US-based electric and gas utility company Entergy New Orleans (Entergy) has received approval for building a 128MW gas-fired power plant in New Orleans with an investment of approximately $210m.
Entergy has secured an approval from the New Orleans City Council for building the gas-fired power plant called New Orleans Power Station.
Scheduled to commence its operations from January 2020, the new power station is expected to support the grid facility and also provide a reliable service.
Entergy president and CEO Charles Rice said: “Two years ago, the council charged us with finding a solution to provide reliable, safe and affordable power generation following the deactivation of the former Michoud units.
The electricity utility company is also planning to issue a full notice-to-proceed to the engineering, procurement and construction contractor this month.
“We appreciate the council members and advisors looking at all of the facts before making a decision, and are glad they came to a reasonable conclusion regarding the need for this unit.”
For the new power station, Entergy New Orleans will be using engines that are predominantly used in cars and trucks.
The engines will have a self-start feature that will allow the utility to start the power unit even if there is no power available on the electric grid.
Upon completion, the plant will reach full power within a quick time period and will support grid stability.
Additionally, the new power unit would facilitate the inclusion of renewable resources, and is expected to create nearly 20 new employment opportunities in the region.
Rice added: “The city needs local, reliable power generation that is affordable for all of our customers, and this facility will provide just that.
“There has been quite a bit of misinformation circulated over the last 18 months by opponents to the plant.

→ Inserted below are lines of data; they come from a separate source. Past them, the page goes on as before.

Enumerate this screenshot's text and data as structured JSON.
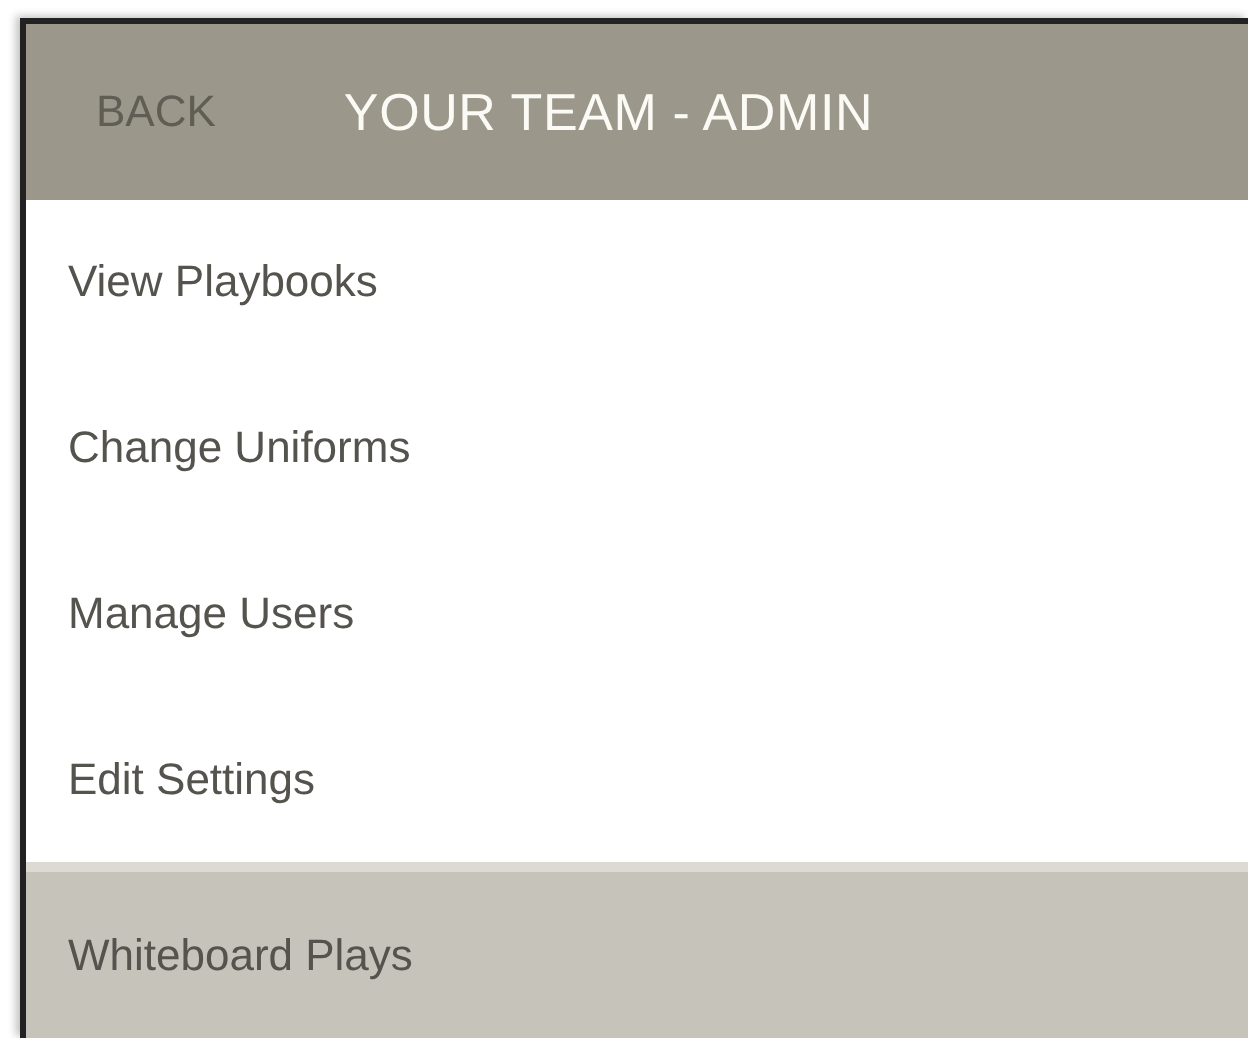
{
  "header": {
    "back": "BACK",
    "title": "YOUR TEAM - ADMIN"
  },
  "menu": [
    {
      "label": "View Playbooks",
      "selected": false
    },
    {
      "label": "Change Uniforms",
      "selected": false
    },
    {
      "label": "Manage Users",
      "selected": false
    },
    {
      "label": "Edit Settings",
      "selected": false
    },
    {
      "label": "Whiteboard Plays",
      "selected": true
    }
  ]
}
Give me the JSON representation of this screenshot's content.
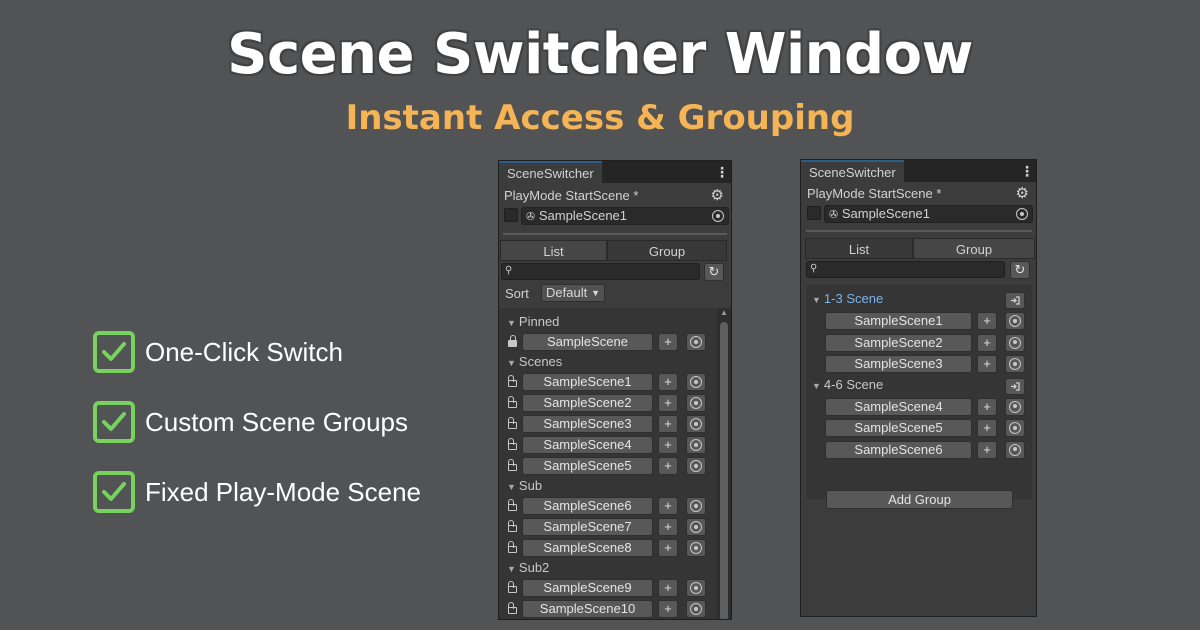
{
  "hero": {
    "title": "Scene Switcher Window",
    "subtitle": "Instant Access & Grouping"
  },
  "features": [
    {
      "label": "One-Click Switch",
      "icon": "checkmark-icon"
    },
    {
      "label": "Custom Scene Groups",
      "icon": "checkmark-icon"
    },
    {
      "label": "Fixed Play-Mode Scene",
      "icon": "checkmark-icon"
    }
  ],
  "colors": {
    "background": "#525355",
    "subtitle": "#f5b456",
    "check": "#78d35e",
    "group_label": "#7ab4ea"
  },
  "window_list": {
    "tab": "SceneSwitcher",
    "playmode_label": "PlayMode StartScene *",
    "start_scene": "SampleScene1",
    "tabs": [
      "List",
      "Group"
    ],
    "active_tab": "List",
    "sort_label": "Sort",
    "sort_value": "Default",
    "sections": [
      {
        "name": "Pinned",
        "items": [
          {
            "name": "SampleScene",
            "locked": true
          }
        ]
      },
      {
        "name": "Scenes",
        "items": [
          {
            "name": "SampleScene1",
            "locked": false
          },
          {
            "name": "SampleScene2",
            "locked": false
          },
          {
            "name": "SampleScene3",
            "locked": false
          },
          {
            "name": "SampleScene4",
            "locked": false
          },
          {
            "name": "SampleScene5",
            "locked": false
          }
        ]
      },
      {
        "name": "Sub",
        "items": [
          {
            "name": "SampleScene6",
            "locked": false
          },
          {
            "name": "SampleScene7",
            "locked": false
          },
          {
            "name": "SampleScene8",
            "locked": false
          }
        ]
      },
      {
        "name": "Sub2",
        "items": [
          {
            "name": "SampleScene9",
            "locked": false
          },
          {
            "name": "SampleScene10",
            "locked": false
          }
        ]
      }
    ]
  },
  "window_group": {
    "tab": "SceneSwitcher",
    "playmode_label": "PlayMode StartScene *",
    "start_scene": "SampleScene1",
    "tabs": [
      "List",
      "Group"
    ],
    "active_tab": "Group",
    "groups": [
      {
        "name": "1-3 Scene",
        "selected": true,
        "items": [
          "SampleScene1",
          "SampleScene2",
          "SampleScene3"
        ]
      },
      {
        "name": "4-6 Scene",
        "selected": false,
        "items": [
          "SampleScene4",
          "SampleScene5",
          "SampleScene6"
        ]
      }
    ],
    "add_group_label": "Add Group"
  },
  "glyphs": {
    "plus": "+",
    "kebab": "⋮",
    "gear": "⚙",
    "search": "🔍",
    "refresh": "↻",
    "triangle": "▼",
    "unity": "✇"
  }
}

“However, as demonstrated by independent, third-party experts who testified during the council’s December evidentiary hearing, the unit is sound from economic, safety and environmental perspectives.”